What if, after even the deepest self-examination, we cannot identify any positive changes? In that case we feel truly forsaken by God. Then perhaps only the most radical form of faith is open to us, which is to keep searching in spite of a complete lack of faith. The Bible calls this “wandering in the desert”: it is perhaps the deepest possible faith. It is faith pushed to its limit, trust when nothing is felt or seen that can be trusted. The Bible tells us that even this little grain of faith will receive a response, that it rightfully puts God to the test:

Ask, and it will be given you; search, and you will find; knock, and the door will be opened for you. For everyone who asks receives, and everyone who searches finds, and for everyone who knocks, the door will be opened. Is there anyone among you who, if your child asks for bread, will give a stone? (Matthew 7:7-9)

This is a radical statement of faith, which we often discard without realizing it: God always responds to the open heart. God makes us this promise whether or not we are disabled, whether or not we see ourselves as broken. We approach God through asking, searching, knocking. The deepest way to approach God is through love, since love takes our pain and uses it to connect us with others. Biblical faith tells us that when we approach God in this way, which may require much self-examination and struggle, God always responds. This is not a limited God, but a God who is always with us, ready to come into our lives with redemptive power. While we are warned not to put God to the test (Deuteronomy 6:16), this is the one situation in which God asks to be tested: “Put me to the test, says the Lord of hosts; see if I will not open for you the windows of heaven and pour down for you an overflowing blessing” (Malachi 3:10).

To receive the blessing, our hearts must be open. We must ask before we can receive. We may even still have our anger, our pain and our humiliation; as long as they do not close our hearts and prevent us from seeking and asking, we need not give them up, any more than did Job or Jonah before they found God’s response. We may even still have our fear, as long as it does not make us so concerned about “searching rightly” that we forget to be sincere. All these afflictions of the spirit can become a prayer when channeled through an open heart. God then promises to respond. The response may not be what we expect. It may not be what we want. It may not be a pain-free life. It may not be an illumination of the entire path, but perhaps only the next step along the way. It may be small, but enough to let us know we are not lost, to let us know that even when society has trouble finding a place for us, God provides it. However the response comes, biblical faith stands or falls on its presence. It is a bet with God we are all entitled to make.

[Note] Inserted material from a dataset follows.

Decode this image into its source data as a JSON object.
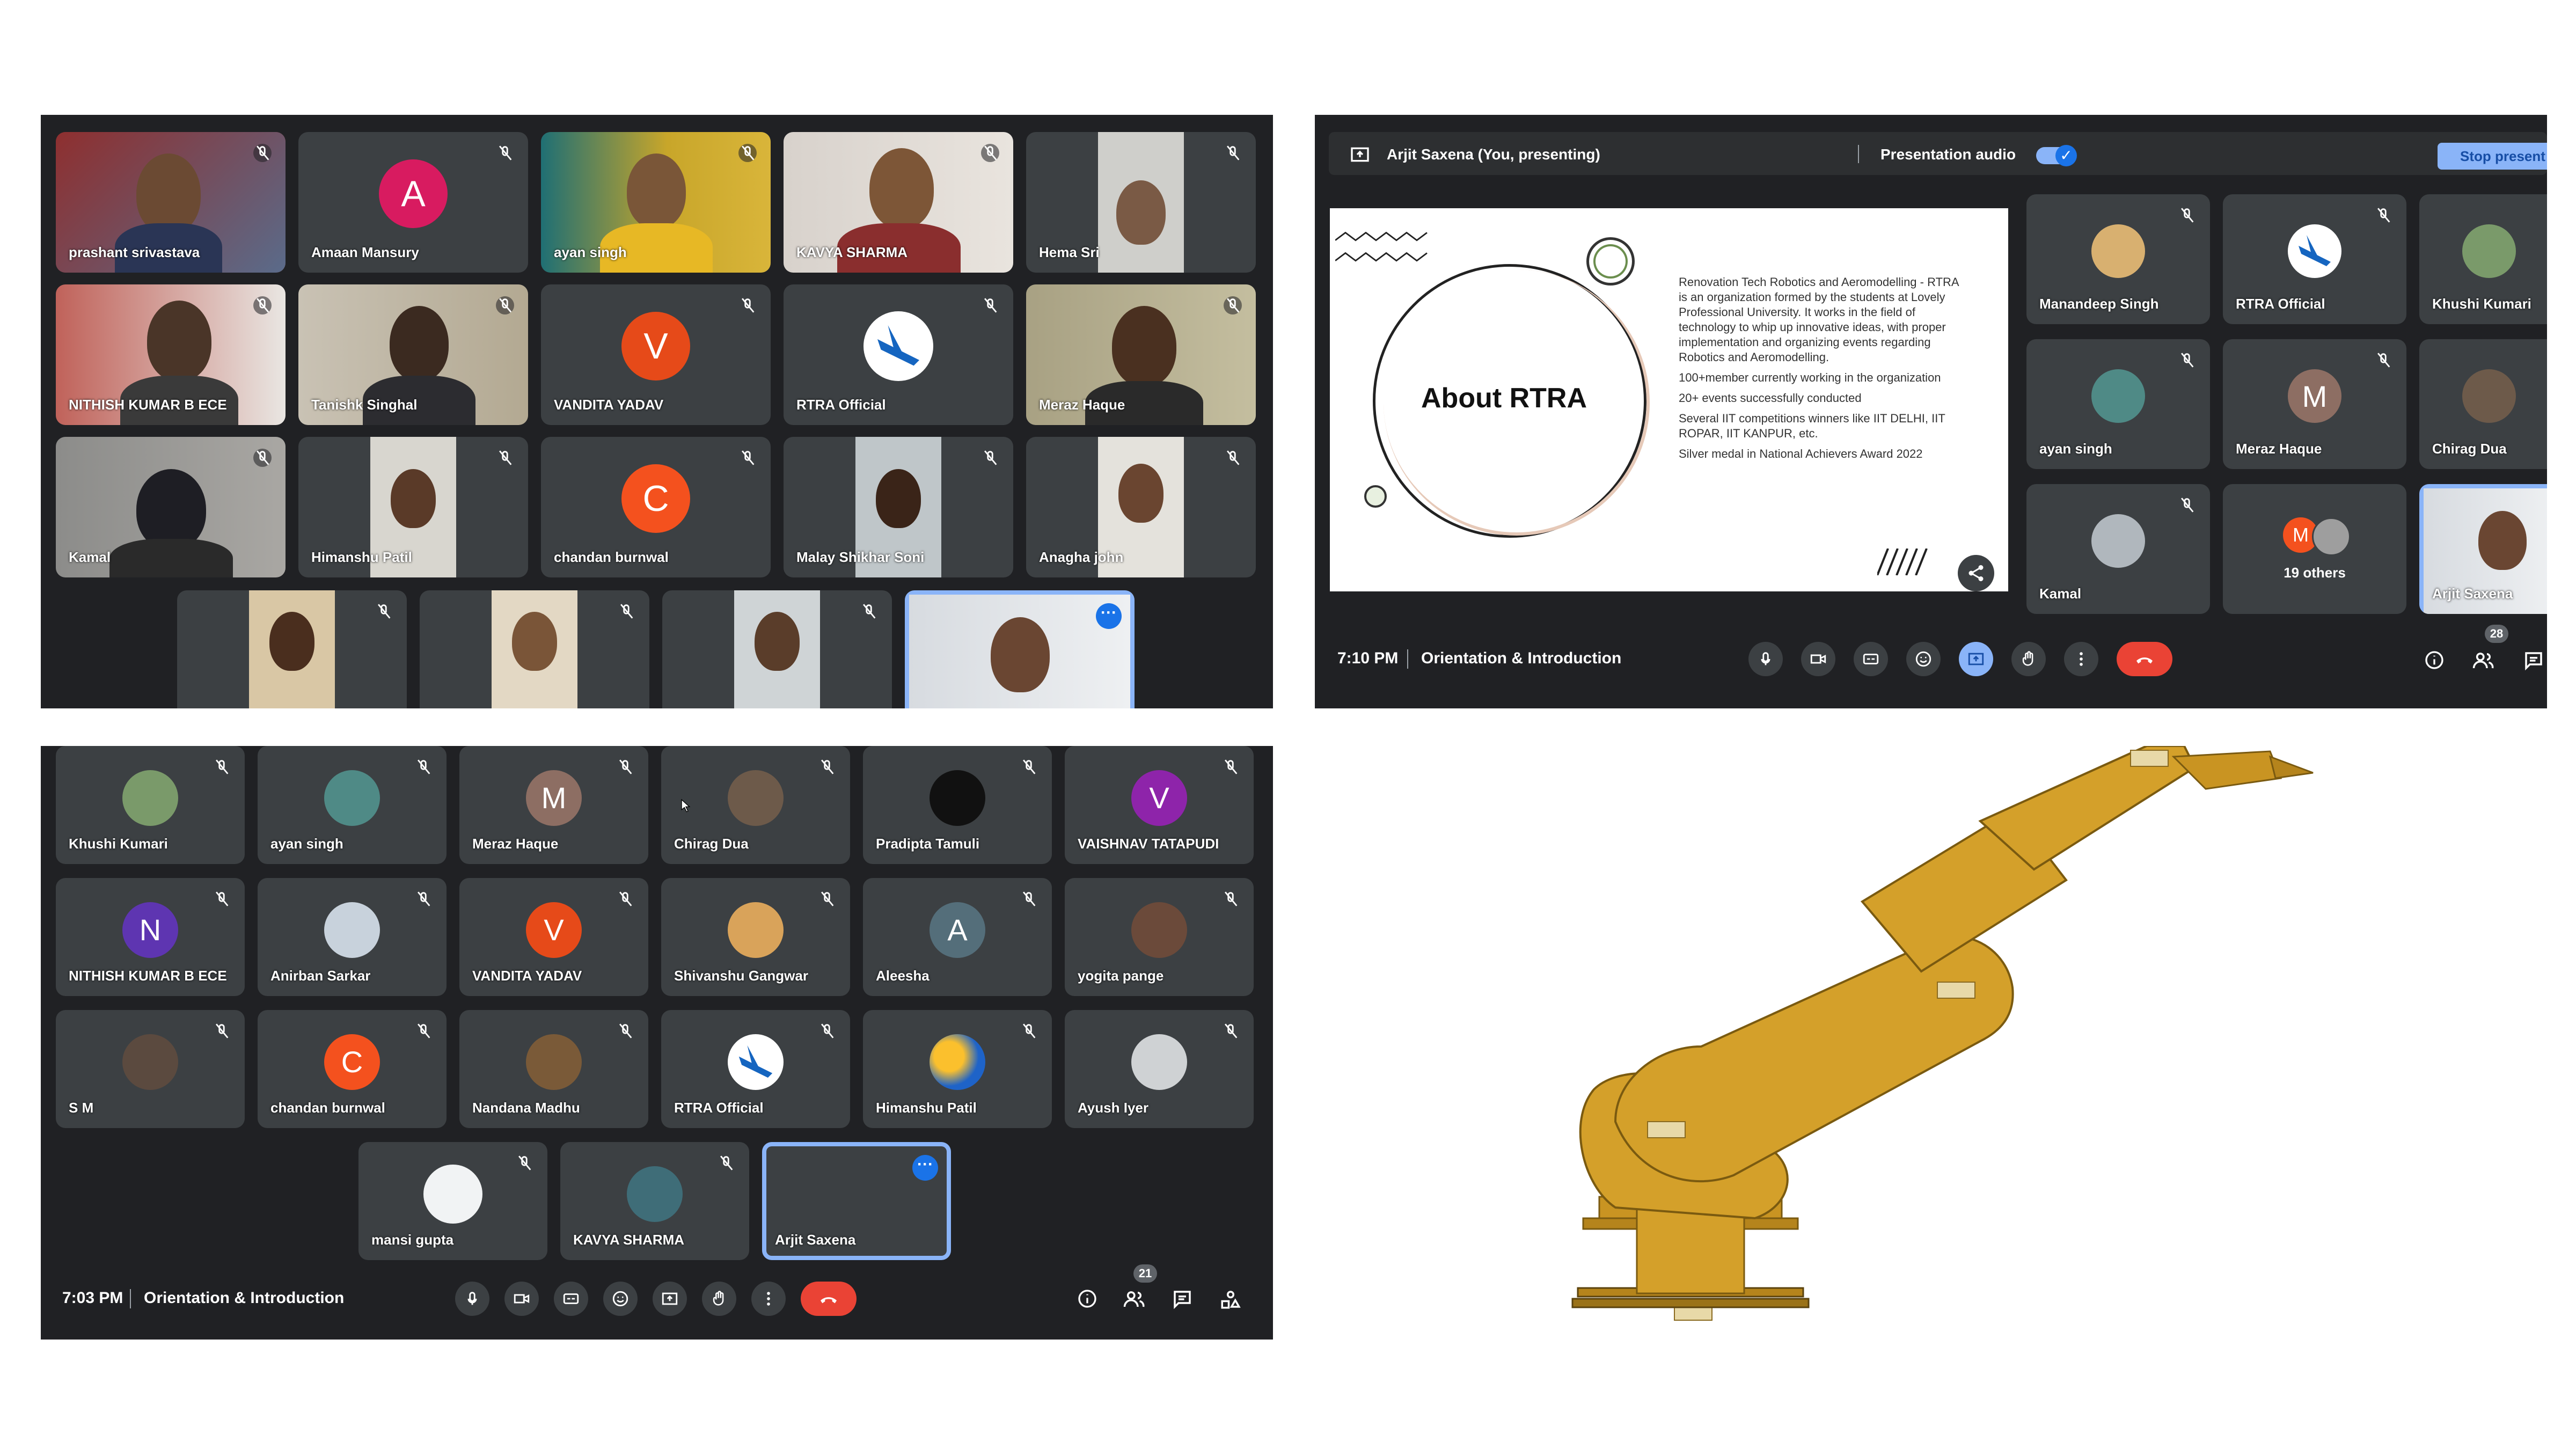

Like the stars in the sky, like the hairs on our head, our destinies are all known to God, and “are all counted.” If biblical faith no longer seems to work for us today, if today our theologies concentrate on the limits rather than the scope of God’s power, perhaps it is because we ourselves have not sufficiently tested this kind of faith. Even in anger, fear, or despair, faith is still a possibility. Let us not give it up before we have fully explored its limits.